Abnormal Psychology – Dr. Brian Burke

The multi-axial system of the DSM-IV (Diagnostic and Statistical Manual of Mental Disorders, 4th edition, 1994) is the way in which the DSM-IV tries to address "the whole person." It grows out of the professional conviction that, in order to intervene successfully in an emotional or psychiatric disorder, we need to consider the affected person from a variety of perspectives.

In DSM-IV, clinical disorders are listed on 3 separate axes as described below (NOTE that, in DSM-5, all of these will be listed on a single axis).
Axis I refers broadly to the principal disorder that needs immediate attention; e.g., a major depressive episode, an exacerbation of schizophrenia, or a flare-up of panic disorder. It is usually (though not always) the Axis I disorder that brings the person "through the office door."

Axis II lists any personality disorder that may be shaping the current response to the Axis I problem. Axis II also indicates any developmental disorders, such as mental retardation or a learning disability, which may be predisposing the person to the Axis I problem. For example, someone with severe mental retardation or a paranoid personality disorder may be more likely to be "bowled over" by a major life stressor, and succumb to a major depressive episode.

Axis III lists any medical or neurological problems that may be relevant to the individual's current or past psychiatric problems; for example, someone with severe asthma may experience respiratory symptoms that are easily confused with a panic attack, or indeed, which may precipitate a panic attack.

Axis IV codes the major psychosocial stressors the individual has faced recently; e.g., recent divorce, death of spouse, job loss, etc.

Axis V codes the "level of function" the individual has attained at the time of assessment, and, in some cases, is used to indicate the highest level of function in the past year. This is coded on a 0-100 scale, with 100 being nearly "perfect" functioning (none of us would score that high!).  SEE TABLE BELOW…


Global Assessment of Functioning (GAF) Scale (DSM–IV, Axis V)

Note: This version of the GAF scale is intended for academic use only. Although it is based on the clinical scale presented in the DSM - IV, this summary lacks the detail and specificity of the original document. The complete GAF scale on page 32 of the DSM - IV should be consulted for clinical use.


Description of Functioning

91 - 100

Person has no problems OR has superior functioning in several areas OR is admired and sought after by others due to positive qualities

81 - 90

Person has few or no symptoms. Good functioning in several areas. No more than "everyday" problems or concerns.

71 - 80

Person has symptoms/problems, but they are temporary, expectable reactions to stressors. There is no more than slight impairment in any area of psychological functioning.

61 - 70

Mild symptoms in one area OR difficulty in one of the following: social, occupational, or school functioning. BUT, the person is generally functioning pretty well and has some meaningful interpersonal relationships.

51 - 60

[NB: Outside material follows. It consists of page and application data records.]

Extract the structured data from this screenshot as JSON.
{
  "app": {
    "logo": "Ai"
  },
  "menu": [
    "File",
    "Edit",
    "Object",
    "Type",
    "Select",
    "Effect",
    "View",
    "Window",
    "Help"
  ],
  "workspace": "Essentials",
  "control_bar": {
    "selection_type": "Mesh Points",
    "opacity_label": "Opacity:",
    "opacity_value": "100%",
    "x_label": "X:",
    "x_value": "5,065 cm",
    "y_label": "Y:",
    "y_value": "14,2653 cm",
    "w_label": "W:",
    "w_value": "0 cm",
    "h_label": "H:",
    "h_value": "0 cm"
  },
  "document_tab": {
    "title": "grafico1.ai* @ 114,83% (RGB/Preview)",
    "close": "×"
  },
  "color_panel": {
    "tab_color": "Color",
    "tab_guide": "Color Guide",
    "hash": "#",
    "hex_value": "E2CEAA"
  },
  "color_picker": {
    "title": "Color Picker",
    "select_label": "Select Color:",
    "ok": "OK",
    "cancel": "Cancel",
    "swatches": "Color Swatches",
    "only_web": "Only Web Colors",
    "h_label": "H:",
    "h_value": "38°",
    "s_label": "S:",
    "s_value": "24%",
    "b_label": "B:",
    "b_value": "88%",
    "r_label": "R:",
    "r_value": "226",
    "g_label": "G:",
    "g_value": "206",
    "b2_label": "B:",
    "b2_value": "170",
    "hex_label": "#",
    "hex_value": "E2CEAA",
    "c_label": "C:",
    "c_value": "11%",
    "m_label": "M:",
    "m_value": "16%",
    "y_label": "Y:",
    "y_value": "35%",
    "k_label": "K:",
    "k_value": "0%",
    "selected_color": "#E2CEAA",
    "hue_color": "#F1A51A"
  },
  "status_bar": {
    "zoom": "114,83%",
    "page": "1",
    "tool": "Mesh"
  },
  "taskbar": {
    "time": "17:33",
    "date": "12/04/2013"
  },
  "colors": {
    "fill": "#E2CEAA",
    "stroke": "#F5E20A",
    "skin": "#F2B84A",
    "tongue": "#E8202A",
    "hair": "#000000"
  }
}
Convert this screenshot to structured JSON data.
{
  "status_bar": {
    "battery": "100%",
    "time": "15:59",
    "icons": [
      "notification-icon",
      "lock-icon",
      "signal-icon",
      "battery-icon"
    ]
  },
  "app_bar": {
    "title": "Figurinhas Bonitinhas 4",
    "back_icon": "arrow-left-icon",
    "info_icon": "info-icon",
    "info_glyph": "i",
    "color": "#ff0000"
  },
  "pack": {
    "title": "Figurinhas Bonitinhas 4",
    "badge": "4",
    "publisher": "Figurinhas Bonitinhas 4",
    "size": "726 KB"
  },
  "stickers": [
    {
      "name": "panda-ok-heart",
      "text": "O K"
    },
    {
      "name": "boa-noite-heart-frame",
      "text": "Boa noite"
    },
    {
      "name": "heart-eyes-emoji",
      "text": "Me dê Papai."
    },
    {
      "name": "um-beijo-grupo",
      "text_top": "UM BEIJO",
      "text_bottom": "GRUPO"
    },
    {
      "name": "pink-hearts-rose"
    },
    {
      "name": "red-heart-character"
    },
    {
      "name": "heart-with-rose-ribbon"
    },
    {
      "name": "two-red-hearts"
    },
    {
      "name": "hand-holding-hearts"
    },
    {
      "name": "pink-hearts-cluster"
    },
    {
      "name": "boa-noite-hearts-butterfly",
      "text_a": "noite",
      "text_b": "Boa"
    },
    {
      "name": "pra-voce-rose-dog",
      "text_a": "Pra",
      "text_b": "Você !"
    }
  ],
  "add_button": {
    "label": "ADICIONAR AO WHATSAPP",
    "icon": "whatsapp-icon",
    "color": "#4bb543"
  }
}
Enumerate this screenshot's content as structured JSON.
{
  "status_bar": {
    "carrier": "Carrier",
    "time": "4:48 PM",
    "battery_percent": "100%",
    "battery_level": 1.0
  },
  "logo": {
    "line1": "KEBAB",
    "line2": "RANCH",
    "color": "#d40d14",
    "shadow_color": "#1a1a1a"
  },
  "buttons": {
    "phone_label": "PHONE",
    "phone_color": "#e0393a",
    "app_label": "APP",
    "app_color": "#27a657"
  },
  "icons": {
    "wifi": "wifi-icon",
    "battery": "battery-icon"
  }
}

Moderate symptoms OR moderate difficulty in one of the following: social, occupational, or school functioning.

41 - 50

Serious symptoms OR serious impairment in one of the following: social, occupational, or school functioning.

31 - 40

Some impairment in reality testing OR impairment in speech and communication OR serious impairment in several of the following: occupational or school functioning, interpersonal relationships, judgment, thinking, or mood.

21 - 30

Presence of hallucinations or delusions which influence behavior OR serious impairment in ability to communicate with others OR serious impairment in judgment OR inability to function in almost all areas.

11 - 20

There is some danger of harm to self or others OR occasional failure to maintain personal hygiene OR the person is virtually unable to communicate with others due to being incoherent or mute.

1 - 10

Persistent danger of harming self or others OR persistent inability to maintain personal hygiene OR person has made a serious attempt at suicide.